[Interface dataset entries]
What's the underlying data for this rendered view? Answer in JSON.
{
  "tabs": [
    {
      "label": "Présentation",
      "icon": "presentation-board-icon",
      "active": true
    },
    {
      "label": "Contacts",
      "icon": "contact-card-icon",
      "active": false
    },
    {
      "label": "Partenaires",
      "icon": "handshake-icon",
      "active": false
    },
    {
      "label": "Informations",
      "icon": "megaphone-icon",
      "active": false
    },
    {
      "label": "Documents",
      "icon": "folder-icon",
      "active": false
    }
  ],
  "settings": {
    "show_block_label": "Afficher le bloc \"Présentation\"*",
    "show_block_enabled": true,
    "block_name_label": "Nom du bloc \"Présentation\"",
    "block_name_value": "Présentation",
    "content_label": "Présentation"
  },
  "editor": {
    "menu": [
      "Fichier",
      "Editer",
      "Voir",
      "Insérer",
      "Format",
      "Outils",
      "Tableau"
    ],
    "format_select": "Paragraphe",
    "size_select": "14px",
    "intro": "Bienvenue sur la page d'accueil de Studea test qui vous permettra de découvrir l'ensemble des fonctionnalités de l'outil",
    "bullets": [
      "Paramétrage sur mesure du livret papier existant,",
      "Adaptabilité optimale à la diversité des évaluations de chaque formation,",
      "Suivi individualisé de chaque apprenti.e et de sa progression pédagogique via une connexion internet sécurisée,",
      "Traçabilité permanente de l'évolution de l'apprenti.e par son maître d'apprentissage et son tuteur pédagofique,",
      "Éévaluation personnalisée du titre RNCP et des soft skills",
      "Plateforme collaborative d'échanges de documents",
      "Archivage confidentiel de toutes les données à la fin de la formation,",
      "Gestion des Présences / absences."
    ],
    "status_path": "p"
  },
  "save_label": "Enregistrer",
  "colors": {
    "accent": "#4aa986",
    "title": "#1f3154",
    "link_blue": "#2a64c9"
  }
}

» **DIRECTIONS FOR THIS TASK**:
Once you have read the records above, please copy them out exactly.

» **EXERCISE ANSWER**:
What's the underlying data for this rendered view? Answer in JSON.
{
  "tabs": [
    {
      "label": "Présentation",
      "icon": "presentation-board-icon",
      "active": true
    },
    {
      "label": "Contacts",
      "icon": "contact-card-icon",
      "active": false
    },
    {
      "label": "Partenaires",
      "icon": "handshake-icon",
      "active": false
    },
    {
      "label": "Informations",
      "icon": "megaphone-icon",
      "active": false
    },
    {
      "label": "Documents",
      "icon": "folder-icon",
      "active": false
    }
  ],
  "settings": {
    "show_block_label": "Afficher le bloc \"Présentation\"*",
    "show_block_enabled": true,
    "block_name_label": "Nom du bloc \"Présentation\"",
    "block_name_value": "Présentation",
    "content_label": "Présentation"
  },
  "editor": {
    "menu": [
      "Fichier",
      "Editer",
      "Voir",
      "Insérer",
      "Format",
      "Outils",
      "Tableau"
    ],
    "format_select": "Paragraphe",
    "size_select": "14px",
    "intro": "Bienvenue sur la page d'accueil de Studea test qui vous permettra de découvrir l'ensemble des fonctionnalités de l'outil",
    "bullets": [
      "Paramétrage sur mesure du livret papier existant,",
      "Adaptabilité optimale à la diversité des évaluations de chaque formation,",
      "Suivi individualisé de chaque apprenti.e et de sa progression pédagogique via une connexion internet sécurisée,",
      "Traçabilité permanente de l'évolution de l'apprenti.e par son maître d'apprentissage et son tuteur pédagofique,",
      "Éévaluation personnalisée du titre RNCP et des soft skills",
      "Plateforme collaborative d'échanges de documents",
      "Archivage confidentiel de toutes les données à la fin de la formation,",
      "Gestion des Présences / absences."
    ],
    "status_path": "p"
  },
  "save_label": "Enregistrer",
  "colors": {
    "accent": "#4aa986",
    "title": "#1f3154",
    "link_blue": "#2a64c9"
  }
}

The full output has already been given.